• [Work to be completed]: Copy each line in the data that includes the word "freq".

• [Stored data]:
---+---
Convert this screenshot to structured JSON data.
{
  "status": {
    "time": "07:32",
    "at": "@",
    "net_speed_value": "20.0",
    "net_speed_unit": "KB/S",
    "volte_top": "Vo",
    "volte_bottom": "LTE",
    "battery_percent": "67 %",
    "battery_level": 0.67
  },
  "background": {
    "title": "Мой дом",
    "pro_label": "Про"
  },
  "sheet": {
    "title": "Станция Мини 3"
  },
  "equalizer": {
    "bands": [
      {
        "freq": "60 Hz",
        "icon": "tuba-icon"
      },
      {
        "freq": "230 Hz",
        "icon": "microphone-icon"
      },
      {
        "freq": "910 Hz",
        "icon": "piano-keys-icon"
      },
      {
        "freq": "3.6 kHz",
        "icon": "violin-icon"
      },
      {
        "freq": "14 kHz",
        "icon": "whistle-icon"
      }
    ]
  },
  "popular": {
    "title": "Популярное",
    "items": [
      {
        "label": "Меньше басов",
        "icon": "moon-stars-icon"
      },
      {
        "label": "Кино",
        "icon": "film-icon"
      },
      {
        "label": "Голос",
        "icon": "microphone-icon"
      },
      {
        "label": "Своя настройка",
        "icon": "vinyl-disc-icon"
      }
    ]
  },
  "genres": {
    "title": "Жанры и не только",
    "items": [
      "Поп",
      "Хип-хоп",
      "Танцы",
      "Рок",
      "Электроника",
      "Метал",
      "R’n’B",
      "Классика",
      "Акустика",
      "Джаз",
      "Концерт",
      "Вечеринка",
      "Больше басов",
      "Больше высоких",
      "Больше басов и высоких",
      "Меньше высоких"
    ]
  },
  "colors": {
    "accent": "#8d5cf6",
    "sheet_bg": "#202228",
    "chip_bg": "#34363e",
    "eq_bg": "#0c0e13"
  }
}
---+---
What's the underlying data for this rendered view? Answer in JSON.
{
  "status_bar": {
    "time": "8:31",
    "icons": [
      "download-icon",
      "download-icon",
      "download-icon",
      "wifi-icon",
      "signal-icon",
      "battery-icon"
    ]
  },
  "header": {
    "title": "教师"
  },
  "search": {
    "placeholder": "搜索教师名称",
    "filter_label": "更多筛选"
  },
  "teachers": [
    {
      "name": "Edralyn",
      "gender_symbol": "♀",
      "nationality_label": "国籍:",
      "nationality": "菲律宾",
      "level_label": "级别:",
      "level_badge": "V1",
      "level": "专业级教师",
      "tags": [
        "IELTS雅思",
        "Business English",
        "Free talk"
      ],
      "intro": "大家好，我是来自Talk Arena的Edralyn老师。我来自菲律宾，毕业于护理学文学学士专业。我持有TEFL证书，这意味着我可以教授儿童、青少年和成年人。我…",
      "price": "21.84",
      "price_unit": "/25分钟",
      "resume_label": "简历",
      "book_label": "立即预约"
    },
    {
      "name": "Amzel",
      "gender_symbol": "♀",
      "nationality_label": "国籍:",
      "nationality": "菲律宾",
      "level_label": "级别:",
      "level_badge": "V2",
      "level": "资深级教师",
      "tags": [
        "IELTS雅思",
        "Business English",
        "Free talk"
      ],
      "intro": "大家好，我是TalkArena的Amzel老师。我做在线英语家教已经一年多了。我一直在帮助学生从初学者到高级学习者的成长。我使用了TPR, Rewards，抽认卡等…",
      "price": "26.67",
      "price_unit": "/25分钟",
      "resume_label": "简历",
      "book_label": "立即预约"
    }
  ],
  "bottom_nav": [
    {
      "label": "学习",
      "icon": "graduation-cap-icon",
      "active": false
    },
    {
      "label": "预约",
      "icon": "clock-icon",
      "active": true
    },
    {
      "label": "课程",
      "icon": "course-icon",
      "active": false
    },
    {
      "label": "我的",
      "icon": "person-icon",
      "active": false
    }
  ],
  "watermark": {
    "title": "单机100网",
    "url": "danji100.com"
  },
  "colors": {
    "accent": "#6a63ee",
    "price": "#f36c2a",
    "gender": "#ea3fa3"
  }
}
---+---
• [Exercise solution]:
        "freq": "60 Hz",
        "freq": "230 Hz",
        "freq": "910 Hz",
        "freq": "3.6 kHz",
        "freq": "14 kHz",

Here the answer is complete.